▶ **The problem**
Output the data below exactly.

▶ **Data records**
- - -

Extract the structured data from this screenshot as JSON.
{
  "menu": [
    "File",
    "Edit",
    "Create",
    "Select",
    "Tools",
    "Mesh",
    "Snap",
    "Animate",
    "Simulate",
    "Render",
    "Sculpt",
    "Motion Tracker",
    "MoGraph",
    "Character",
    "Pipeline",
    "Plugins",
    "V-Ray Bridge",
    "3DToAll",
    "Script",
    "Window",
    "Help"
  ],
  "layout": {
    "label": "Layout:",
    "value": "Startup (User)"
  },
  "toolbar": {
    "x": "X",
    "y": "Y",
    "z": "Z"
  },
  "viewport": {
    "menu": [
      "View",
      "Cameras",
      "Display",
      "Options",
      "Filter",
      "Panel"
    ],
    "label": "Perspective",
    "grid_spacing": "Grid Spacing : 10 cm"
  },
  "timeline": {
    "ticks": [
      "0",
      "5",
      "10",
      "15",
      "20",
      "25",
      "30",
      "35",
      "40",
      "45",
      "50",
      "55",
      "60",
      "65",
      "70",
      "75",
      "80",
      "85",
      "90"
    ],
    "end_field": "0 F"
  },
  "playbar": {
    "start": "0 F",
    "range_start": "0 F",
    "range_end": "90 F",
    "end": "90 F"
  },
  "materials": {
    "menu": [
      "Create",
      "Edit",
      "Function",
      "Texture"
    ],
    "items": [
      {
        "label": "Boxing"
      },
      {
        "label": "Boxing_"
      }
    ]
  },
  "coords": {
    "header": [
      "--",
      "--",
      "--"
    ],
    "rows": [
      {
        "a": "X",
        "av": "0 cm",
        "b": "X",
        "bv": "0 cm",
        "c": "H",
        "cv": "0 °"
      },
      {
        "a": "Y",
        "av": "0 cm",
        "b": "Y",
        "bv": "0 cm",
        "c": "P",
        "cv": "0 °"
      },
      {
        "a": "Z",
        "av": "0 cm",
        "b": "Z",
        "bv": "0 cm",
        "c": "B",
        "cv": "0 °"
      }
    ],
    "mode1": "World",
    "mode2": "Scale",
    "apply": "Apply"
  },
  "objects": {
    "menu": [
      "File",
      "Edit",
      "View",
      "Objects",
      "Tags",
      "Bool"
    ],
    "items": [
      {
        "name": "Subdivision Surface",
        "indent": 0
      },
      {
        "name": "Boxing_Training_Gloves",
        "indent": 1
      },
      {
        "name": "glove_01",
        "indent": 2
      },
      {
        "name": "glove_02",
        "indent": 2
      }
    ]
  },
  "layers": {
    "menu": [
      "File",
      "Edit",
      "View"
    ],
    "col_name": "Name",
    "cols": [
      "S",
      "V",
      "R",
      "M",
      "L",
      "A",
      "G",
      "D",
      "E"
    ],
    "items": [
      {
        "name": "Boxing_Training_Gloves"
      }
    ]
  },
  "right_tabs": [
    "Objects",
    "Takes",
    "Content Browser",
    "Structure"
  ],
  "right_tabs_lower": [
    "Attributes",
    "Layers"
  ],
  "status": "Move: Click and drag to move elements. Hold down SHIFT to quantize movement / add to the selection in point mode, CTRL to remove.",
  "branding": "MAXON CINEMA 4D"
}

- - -

▶ **Answer box**
Extract the structured data from this screenshot as JSON.
{
  "menu": [
    "File",
    "Edit",
    "Create",
    "Select",
    "Tools",
    "Mesh",
    "Snap",
    "Animate",
    "Simulate",
    "Render",
    "Sculpt",
    "Motion Tracker",
    "MoGraph",
    "Character",
    "Pipeline",
    "Plugins",
    "V-Ray Bridge",
    "3DToAll",
    "Script",
    "Window",
    "Help"
  ],
  "layout": {
    "label": "Layout:",
    "value": "Startup (User)"
  },
  "toolbar": {
    "x": "X",
    "y": "Y",
    "z": "Z"
  },
  "viewport": {
    "menu": [
      "View",
      "Cameras",
      "Display",
      "Options",
      "Filter",
      "Panel"
    ],
    "label": "Perspective",
    "grid_spacing": "Grid Spacing : 10 cm"
  },
  "timeline": {
    "ticks": [
      "0",
      "5",
      "10",
      "15",
      "20",
      "25",
      "30",
      "35",
      "40",
      "45",
      "50",
      "55",
      "60",
      "65",
      "70",
      "75",
      "80",
      "85",
      "90"
    ],
    "end_field": "0 F"
  },
  "playbar": {
    "start": "0 F",
    "range_start": "0 F",
    "range_end": "90 F",
    "end": "90 F"
  },
  "materials": {
    "menu": [
      "Create",
      "Edit",
      "Function",
      "Texture"
    ],
    "items": [
      {
        "label": "Boxing"
      },
      {
        "label": "Boxing_"
      }
    ]
  },
  "coords": {
    "header": [
      "--",
      "--",
      "--"
    ],
    "rows": [
      {
        "a": "X",
        "av": "0 cm",
        "b": "X",
        "bv": "0 cm",
        "c": "H",
        "cv": "0 °"
      },
      {
        "a": "Y",
        "av": "0 cm",
        "b": "Y",
        "bv": "0 cm",
        "c": "P",
        "cv": "0 °"
      },
      {
        "a": "Z",
        "av": "0 cm",
        "b": "Z",
        "bv": "0 cm",
        "c": "B",
        "cv": "0 °"
      }
    ],
    "mode1": "World",
    "mode2": "Scale",
    "apply": "Apply"
  },
  "objects": {
    "menu": [
      "File",
      "Edit",
      "View",
      "Objects",
      "Tags",
      "Bool"
    ],
    "items": [
      {
        "name": "Subdivision Surface",
        "indent": 0
      },
      {
        "name": "Boxing_Training_Gloves",
        "indent": 1
      },
      {
        "name": "glove_01",
        "indent": 2
      },
      {
        "name": "glove_02",
        "indent": 2
      }
    ]
  },
  "layers": {
    "menu": [
      "File",
      "Edit",
      "View"
    ],
    "col_name": "Name",
    "cols": [
      "S",
      "V",
      "R",
      "M",
      "L",
      "A",
      "G",
      "D",
      "E"
    ],
    "items": [
      {
        "name": "Boxing_Training_Gloves"
      }
    ]
  },
  "right_tabs": [
    "Objects",
    "Takes",
    "Content Browser",
    "Structure"
  ],
  "right_tabs_lower": [
    "Attributes",
    "Layers"
  ],
  "status": "Move: Click and drag to move elements. Hold down SHIFT to quantize movement / add to the selection in point mode, CTRL to remove.",
  "branding": "MAXON CINEMA 4D"
}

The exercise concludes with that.